* [Data for this task]
>>>>>

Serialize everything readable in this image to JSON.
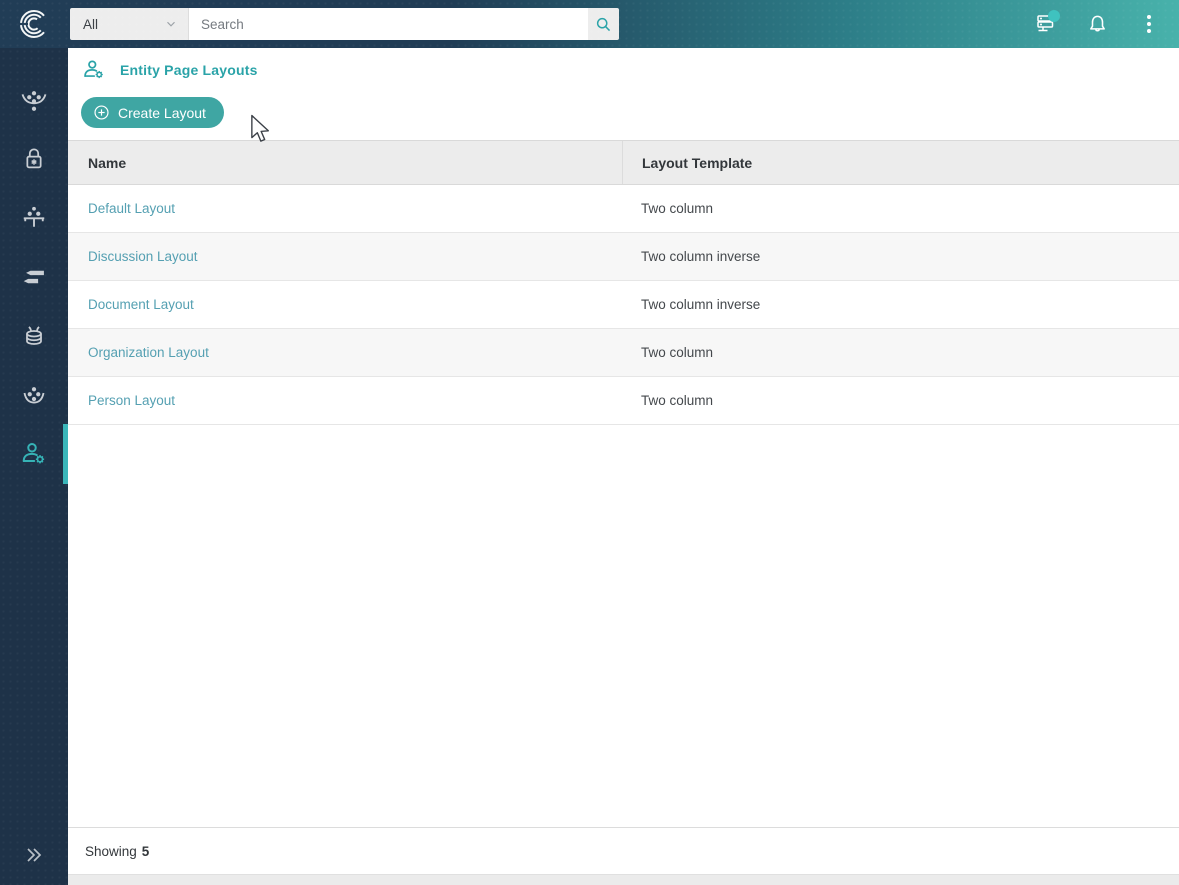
{
  "topbar": {
    "scope_value": "All",
    "search_placeholder": "Search",
    "icons": {
      "logo": "cluedin-c-logo",
      "right": [
        "server-status-icon",
        "bell-icon",
        "kebab-menu-icon"
      ]
    }
  },
  "sidebar": {
    "items": [
      {
        "icon": "funnel-dots-icon",
        "active": false
      },
      {
        "icon": "lock-star-icon",
        "active": false
      },
      {
        "icon": "table-dots-icon",
        "active": false
      },
      {
        "icon": "stream-arrows-icon",
        "active": false
      },
      {
        "icon": "database-icon",
        "active": false
      },
      {
        "icon": "network-dots-icon",
        "active": false
      },
      {
        "icon": "user-settings-icon",
        "active": true
      }
    ],
    "collapse_icon": "double-chevron-right-icon"
  },
  "page": {
    "title": "Entity Page Layouts",
    "title_icon": "user-settings-icon",
    "create_button_label": "Create Layout"
  },
  "table": {
    "columns": [
      "Name",
      "Layout Template"
    ],
    "rows": [
      {
        "name": "Default Layout",
        "template": "Two column"
      },
      {
        "name": "Discussion Layout",
        "template": "Two column inverse"
      },
      {
        "name": "Document Layout",
        "template": "Two column inverse"
      },
      {
        "name": "Organization Layout",
        "template": "Two column"
      },
      {
        "name": "Person Layout",
        "template": "Two column"
      }
    ]
  },
  "footer": {
    "showing_label": "Showing",
    "showing_count": "5"
  },
  "colors": {
    "topbar_navy": "#213d56",
    "topbar_teal": "#48b2ab",
    "sidebar_bg": "#1e3248",
    "accent_teal": "#3ab6ba",
    "title_teal": "#2aa3a8",
    "button_teal": "#3fa6a3",
    "link_color": "#55a0b2",
    "badge_teal": "#3fc2bf",
    "header_row_bg": "#ececec",
    "stripe_row_bg": "#f7f7f7"
  }
}
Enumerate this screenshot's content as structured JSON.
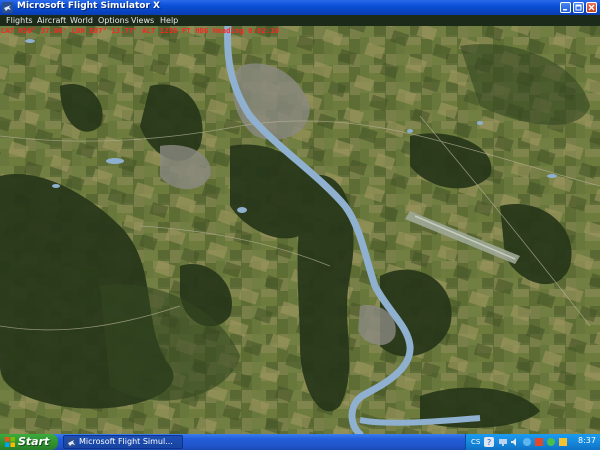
{
  "window": {
    "title": "Microsoft Flight Simulator X",
    "controls": [
      "minimize",
      "maximize",
      "close"
    ]
  },
  "menu": {
    "items": [
      "Flights",
      "Aircraft",
      "World",
      "Options",
      "Views",
      "Help"
    ]
  },
  "map": {
    "status_readout": "LAT N50° 37.06'  LON E07° 13.77'  ALT 1250 FT  HDG  Heading  0:02:10"
  },
  "taskbar": {
    "start_label": "Start",
    "task_label": "Microsoft Flight Simul...",
    "tray_lang": "CS",
    "clock": "8:37"
  },
  "icons": {
    "app": "flightsim-app-icon",
    "start": "windows-logo-icon",
    "tray": [
      "help-icon",
      "network-icon",
      "volume-icon",
      "speaker-icon",
      "antivirus-icon",
      "messenger-icon",
      "update-icon"
    ]
  },
  "colors": {
    "titlebar": "#0a4fd6",
    "taskbar": "#245edb",
    "start_button": "#3cab3c",
    "readout": "#ff2222",
    "river": "#8fb0cf"
  }
}
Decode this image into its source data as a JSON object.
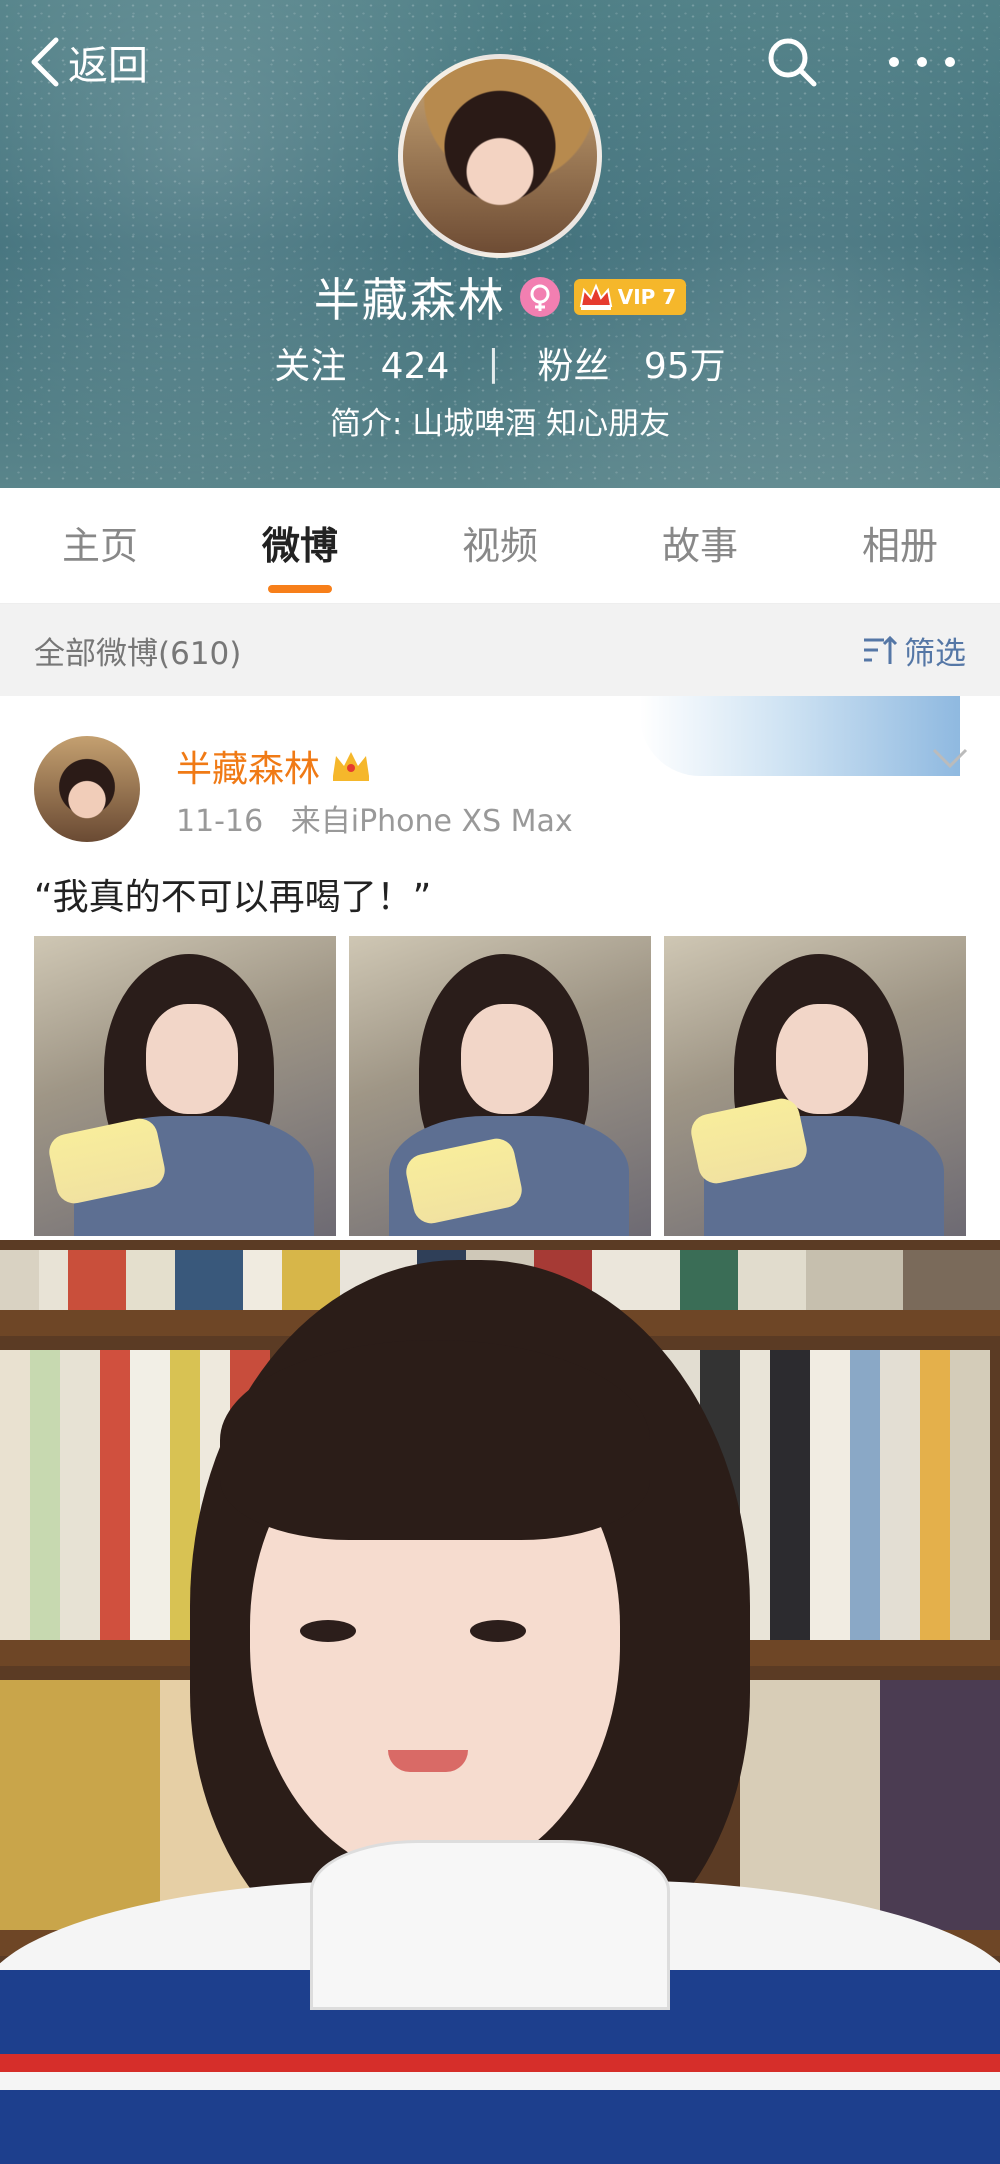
{
  "nav": {
    "back_label": "返回",
    "back_icon": "chevron-left-icon",
    "search_icon": "search-icon",
    "more_icon": "more-icon"
  },
  "profile": {
    "name": "半藏森林",
    "vip_label": "VIP 7",
    "follow_label": "关注",
    "follow_count": "424",
    "separator": "|",
    "fans_label": "粉丝",
    "fans_count": "95万",
    "intro": "简介: 山城啤酒 知心朋友"
  },
  "tabs": [
    {
      "label": "主页",
      "active": false
    },
    {
      "label": "微博",
      "active": true
    },
    {
      "label": "视频",
      "active": false
    },
    {
      "label": "故事",
      "active": false
    },
    {
      "label": "相册",
      "active": false
    }
  ],
  "filter": {
    "count_label": "全部微博(610)",
    "filter_label": "筛选"
  },
  "post": {
    "author": "半藏森林",
    "date": "11-16",
    "source": "来自iPhone XS Max",
    "text": "“我真的不可以再喝了！”",
    "photo_count": 3
  },
  "colors": {
    "accent": "#f77f1a",
    "author_orange": "#f07a15",
    "link_blue": "#5577a6",
    "vip_gold": "#f5b72b",
    "female_pink": "#f27fb1"
  }
}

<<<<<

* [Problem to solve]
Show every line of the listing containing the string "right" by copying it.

* [Reply]
      "right": [
    "collapse_icon": "double-chevron-right-icon"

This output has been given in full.